CS50 is offered primarily in fall term. All students, including concentrators and non-concentrators, should take CS50 in fall term. However, SEAS concentrators and secondaries unable to take the course in fall term may alternatively take a (smaller-scale) version of CS50 in the spring or summer.

Because of summer term’s shorter length, the summer version of CS50 is the most intensive.

How do fall, spring, and summer terms differ?

The fall version of CS50 is for everyone, including concentrators and non-concentrators as well as cross-registrants.

The spring and summer versions of CS50 are for students who are unable to take the course in fall term.

Because of summer term’s shorter length, the summer version of CS50 is the most intensive.

  Fall Spring Summer
CS50 Fair    
CS50 Hackathon    
CS50 Lunches    
CS50 Puzzle Day    
Enrollment Unlimited Limited Limited
Final Project
Grading Basis SAT/UNS or letter SAT/UNS or letter SAT/UNS or letter
Lectures Live Video Video
Sections per Week 1 1 2
Office Hours
Problem Sets
Simultaneous Enrollment  

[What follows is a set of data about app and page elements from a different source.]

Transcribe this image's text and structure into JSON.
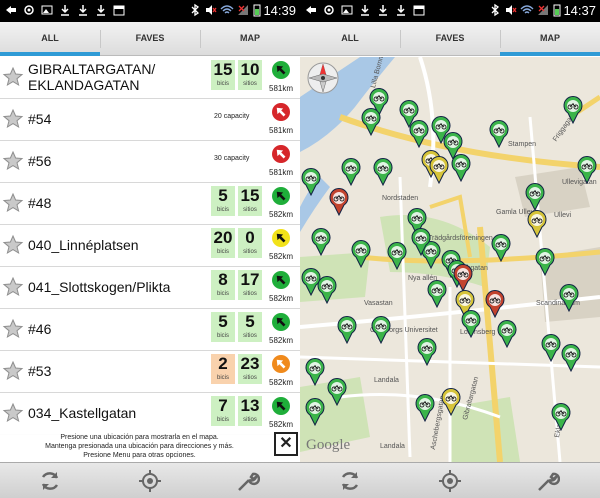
{
  "status": {
    "time_left": "14:39",
    "time_right": "14:37"
  },
  "tabs": [
    {
      "label": "ALL"
    },
    {
      "label": "FAVES"
    },
    {
      "label": "MAP"
    }
  ],
  "station_labels": {
    "bikes": "bicis",
    "slots": "sitios"
  },
  "stations": [
    {
      "name": "GIBRALTARGATAN/",
      "name2": "EKLANDAGATAN",
      "bikes": "15",
      "slots": "10",
      "capacity": "",
      "distance": "581km",
      "arrow": "green"
    },
    {
      "name": "#54",
      "bikes": "",
      "slots": "",
      "capacity": "20 capacity",
      "distance": "581km",
      "arrow": "red"
    },
    {
      "name": "#56",
      "bikes": "",
      "slots": "",
      "capacity": "30 capacity",
      "distance": "581km",
      "arrow": "red"
    },
    {
      "name": "#48",
      "bikes": "5",
      "slots": "15",
      "capacity": "",
      "distance": "582km",
      "arrow": "green"
    },
    {
      "name": "040_Linnéplatsen",
      "bikes": "20",
      "slots": "0",
      "capacity": "",
      "distance": "582km",
      "arrow": "yellow"
    },
    {
      "name": "041_Slottskogen/Plikta",
      "bikes": "8",
      "slots": "17",
      "capacity": "",
      "distance": "582km",
      "arrow": "green"
    },
    {
      "name": "#46",
      "bikes": "5",
      "slots": "5",
      "capacity": "",
      "distance": "582km",
      "arrow": "green"
    },
    {
      "name": "#53",
      "bikes": "2",
      "slots": "23",
      "capacity": "",
      "distance": "582km",
      "arrow": "orange"
    },
    {
      "name": "034_Kastellgatan",
      "bikes": "7",
      "slots": "13",
      "capacity": "",
      "distance": "582km",
      "arrow": "green"
    }
  ],
  "toast": {
    "line1": "Presione una ubicación para mostrarla en el mapa.",
    "line2": "Mantenga presionada una ubicación para direcciones y más.",
    "line3": "Presione Menu para otras opciones."
  },
  "map_labels": {
    "stampen": "Stampen",
    "ullevigatan": "Ullevigatan",
    "nordstaden": "Nordstaden",
    "gamla_ullevi": "Gamla Ullevi",
    "ullevi": "Ullevi",
    "tradgardsforeningen": "Trädgårdsföreningen",
    "parkgatan": "Parkgatan",
    "nya_allen": "Nya allén",
    "vasastan": "Vasastan",
    "scandinavium": "Scandinavium",
    "universitet": "Göteborgs Universitet",
    "lorensberg": "Lorensberg",
    "landala": "Landala",
    "landala2": "Landala",
    "gibraltargatan": "Gibraltargatan",
    "aschebergsgatan": "Aschebergsgatan",
    "eklanda": "Eklanda",
    "friggagatan": "Friggagatan",
    "lilla_bommen": "Lilla Bommen",
    "google": "Google"
  },
  "colors": {
    "accent": "#2f9bd6",
    "green": "#1fae3a",
    "red": "#d6262a",
    "yellow": "#f2e21a",
    "orange": "#f08a1c",
    "box_green": "#cdf0c2",
    "box_peach": "#f9d2ad"
  }
}
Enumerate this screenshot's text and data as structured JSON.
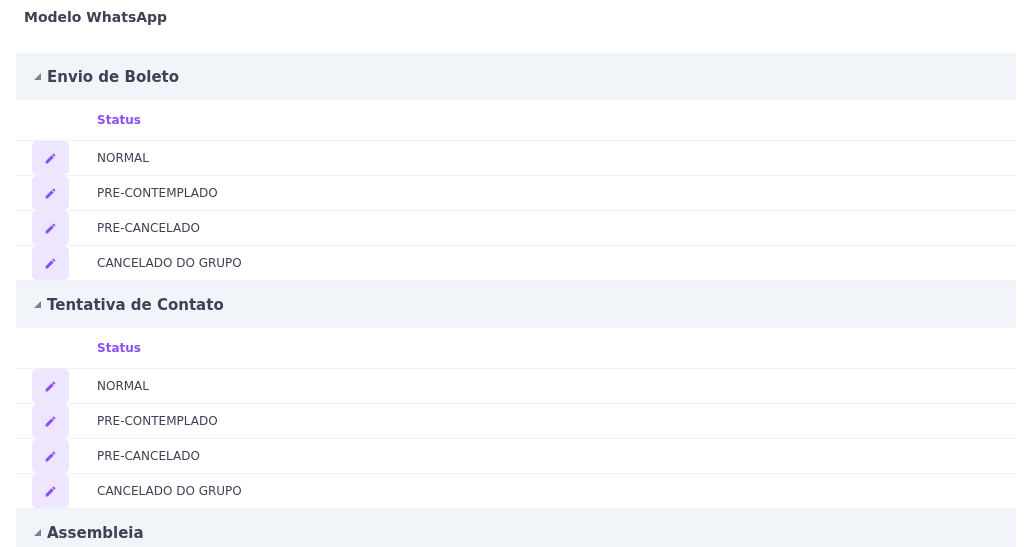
{
  "title": "Modelo WhatsApp",
  "groups": [
    {
      "name": "Envio de Boleto",
      "expanded": true,
      "column": "Status",
      "rows": [
        "NORMAL",
        "PRE-CONTEMPLADO",
        "PRE-CANCELADO",
        "CANCELADO DO GRUPO"
      ]
    },
    {
      "name": "Tentativa de Contato",
      "expanded": true,
      "column": "Status",
      "rows": [
        "NORMAL",
        "PRE-CONTEMPLADO",
        "PRE-CANCELADO",
        "CANCELADO DO GRUPO"
      ]
    },
    {
      "name": "Assembleia",
      "expanded": true
    }
  ]
}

Simultaneous Enrollment

Can I simultaneously enroll in CS50 and another course that meets at the same or overlapping time?

Yes, you may simultaneously enroll in CS50 and another course that meets at the same time, watching CS50’s lectures anytime online and attending the other course in person, so long as you can regularly attend section. Per the Office of Undergraduate Education, CS50 has been “granted a waiver from the Administrative Board petition process by a subcommittee of the Standing Committee on Undergraduate Educational Policy (EPC).”

Fall Term
To enroll simultaneously in CS50 and another course, you do not need anyone’s permission or signature, and you do not need to petition the Administrative Board. But be sure to submit cs50.ly/simultaneous.
Spring Term
To enroll simultaneously in CS50 and another course, you do not need anyone’s signature, and you do not need to petition the Administrative Board. But be sure to email heads@cs50.harvard.edu for permission.

Can I watch CS50’s lectures online if they conflict with some other academic or athletic commitment?

Yes, but be sure to submit cs50.ly/simultaneous.


How much academic support does CS50 provide?

Quite a lot! In addition to lectures, and sections, CS50 also offers nearly 200 staff-hours of tutorials per week.


How are tutorials different from office hours?

Tutorials are essentially office hours by appointment, with a member of the staff and only a small number of classmates present. Tutorials offer opportunities not only for help with problem sets but also tutoring more generally.


How difficult is CS50?

For many students, CS50 is simply more time-consuming than it is difficult. Starting each week’s problem set early, then, makes things easier! And the course’s difficulty was also recalibrated back in 2016, per the Q data below.


How much work is CS50?


By mid-semester, most students spend 10+ hours per week on the course’s problem sets, but it definitely varies by problem set, per the below, and student.